This task calls for copying every line of the records that includes the word "keyword".
DATASET: Begin
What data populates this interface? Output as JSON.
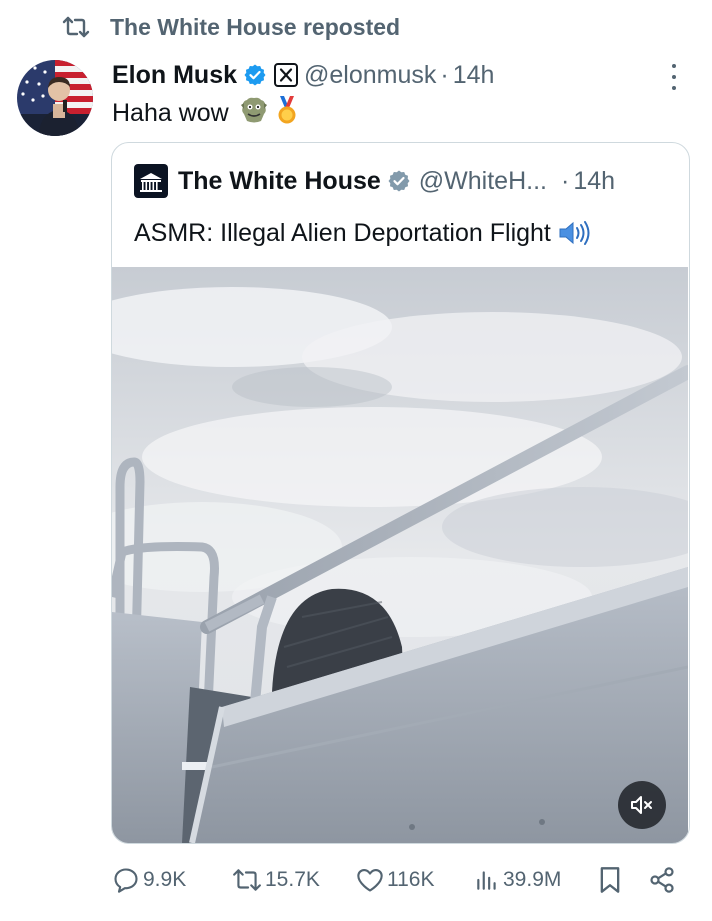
{
  "repost": {
    "label": "The White House reposted",
    "icon": "repost-icon"
  },
  "tweet": {
    "author_name": "Elon Musk",
    "handle": "@elonmusk",
    "separator": "·",
    "time": "14h",
    "text": "Haha wow",
    "emojis": [
      "troll-face",
      "medal"
    ]
  },
  "quote": {
    "author_name": "The White House",
    "handle": "@WhiteH...",
    "separator": "·",
    "time": "14h",
    "text": "ASMR: Illegal Alien Deportation Flight",
    "text_icon": "speaker-loud"
  },
  "media": {
    "muted": true,
    "mute_icon": "speaker-muted-icon"
  },
  "actions": {
    "replies": "9.9K",
    "reposts": "15.7K",
    "likes": "116K",
    "views": "39.9M"
  },
  "colors": {
    "verified": "#1d9bf0",
    "secondary_text": "#536471",
    "border": "#cfd9de",
    "primary_text": "#0f1419"
  }
}
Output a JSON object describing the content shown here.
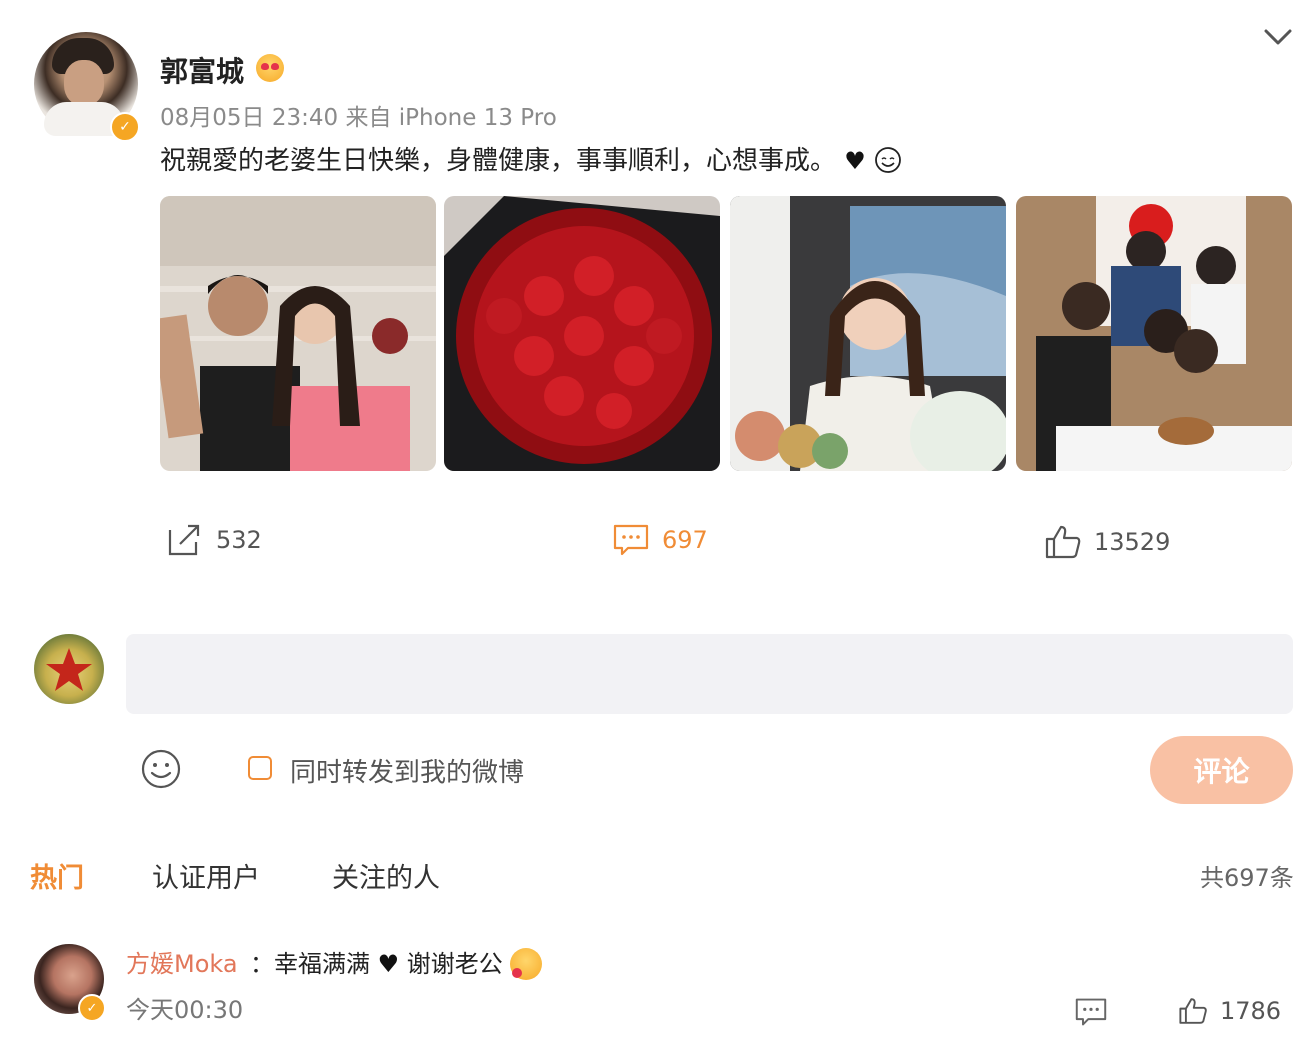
{
  "post": {
    "username": "郭富城",
    "meta": "08月05日 23:40  来自 iPhone 13 Pro",
    "text": "祝親愛的老婆生日快樂，身體健康，事事順利，心想事成。"
  },
  "icons": {
    "verified": "verified-badge-icon",
    "expand": "chevron-down-icon",
    "repost": "repost-icon",
    "comment": "comment-icon",
    "like": "like-icon",
    "emoji": "smiley-icon",
    "heart": "black-heart-icon"
  },
  "actions": {
    "repost_count": "532",
    "comment_count": "697",
    "like_count": "13529"
  },
  "composer": {
    "repost_label": "同时转发到我的微博",
    "submit_label": "评论"
  },
  "tabs": [
    "热门",
    "认证用户",
    "关注的人"
  ],
  "comments_total": "共697条",
  "comment": {
    "name": "方媛Moka",
    "text": "：幸福满满",
    "text2": " 谢谢老公",
    "time": "今天00:30",
    "like_count": "1786"
  },
  "colors": {
    "accent": "#f08c36",
    "verified": "#f5a623",
    "submit_disabled": "#f9c1a4",
    "comment_name": "#e2775a"
  }
}
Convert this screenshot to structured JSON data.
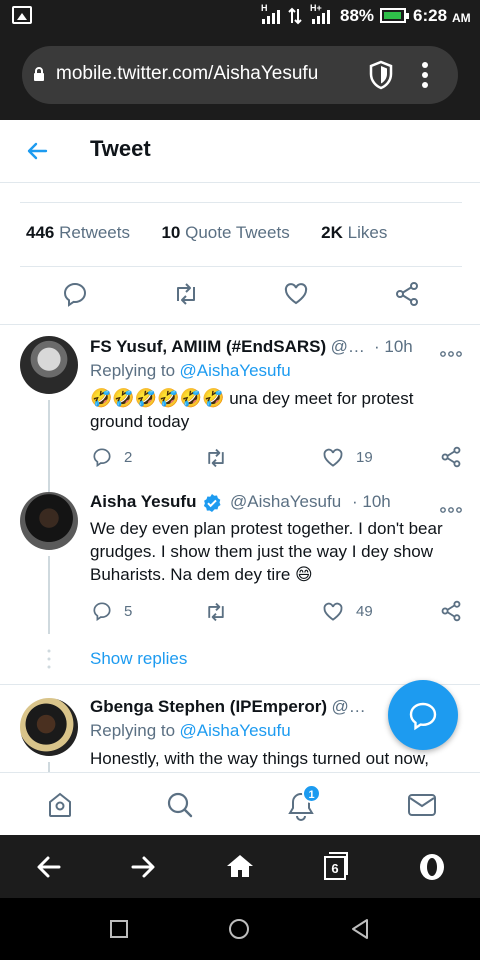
{
  "status_bar": {
    "battery": "88%",
    "time": "6:28",
    "ampm": "AM"
  },
  "browser": {
    "url": "mobile.twitter.com/AishaYesufu",
    "tabs_count": "6"
  },
  "header": {
    "title": "Tweet"
  },
  "stats": {
    "retweets_count": "446",
    "retweets_label": "Retweets",
    "quotes_count": "10",
    "quotes_label": "Quote Tweets",
    "likes_count": "2K",
    "likes_label": "Likes"
  },
  "replies": [
    {
      "name": "FS Yusuf, AMIIM (#EndSARS)",
      "handle": "@…",
      "time": "· 10h",
      "replying_prefix": "Replying to",
      "replying_to": "@AishaYesufu",
      "emojis": "🤣🤣🤣🤣🤣🤣",
      "text": " una dey meet for protest ground today",
      "reply_count": "2",
      "retweet_count": "",
      "like_count": "19"
    },
    {
      "name": "Aisha Yesufu",
      "handle": "@AishaYesufu",
      "time": "· 10h",
      "text": "We dey even plan protest together. I don't bear grudges. I show them just the way I dey show Buharists. Na dem dey tire ",
      "emoji": "😄",
      "reply_count": "5",
      "retweet_count": "",
      "like_count": "49"
    },
    {
      "name": "Gbenga Stephen (IPEmperor)",
      "handle": "@…",
      "replying_prefix": "Replying to",
      "replying_to": "@AishaYesufu",
      "text": "Honestly, with the way things turned out now,"
    }
  ],
  "show_replies": "Show replies",
  "notifications_badge": "1",
  "colors": {
    "accent": "#1d9bf0",
    "text": "#0f1419",
    "muted": "#5b7083"
  }
}
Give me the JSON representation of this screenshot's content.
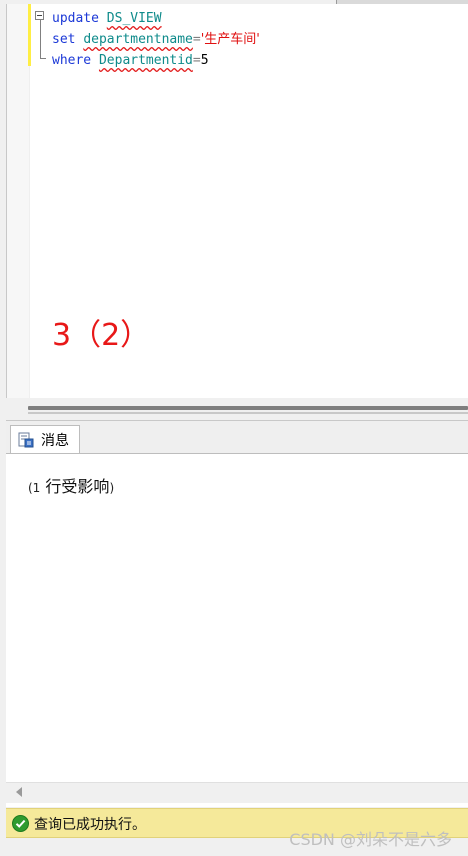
{
  "editor": {
    "lines": [
      {
        "keyword": "update",
        "identifier": "DS_VIEW"
      },
      {
        "keyword": "set",
        "identifier": "departmentname",
        "operator": "=",
        "string": "'生产车间'"
      },
      {
        "keyword": "where",
        "identifier": "Departmentid",
        "operator": "=",
        "number": "5"
      }
    ],
    "annotation": "3（2）"
  },
  "results": {
    "tab_label": "消息",
    "message_open": "(1",
    "message_text": "行受影响",
    "message_close": ")"
  },
  "status": {
    "text": "查询已成功执行。",
    "status_color": "#f5e99a"
  },
  "watermark": "CSDN @刘朵不是六多"
}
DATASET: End
EXERCISE ANSWER:
        "keyword": "update",
        "keyword": "set",
        "keyword": "where",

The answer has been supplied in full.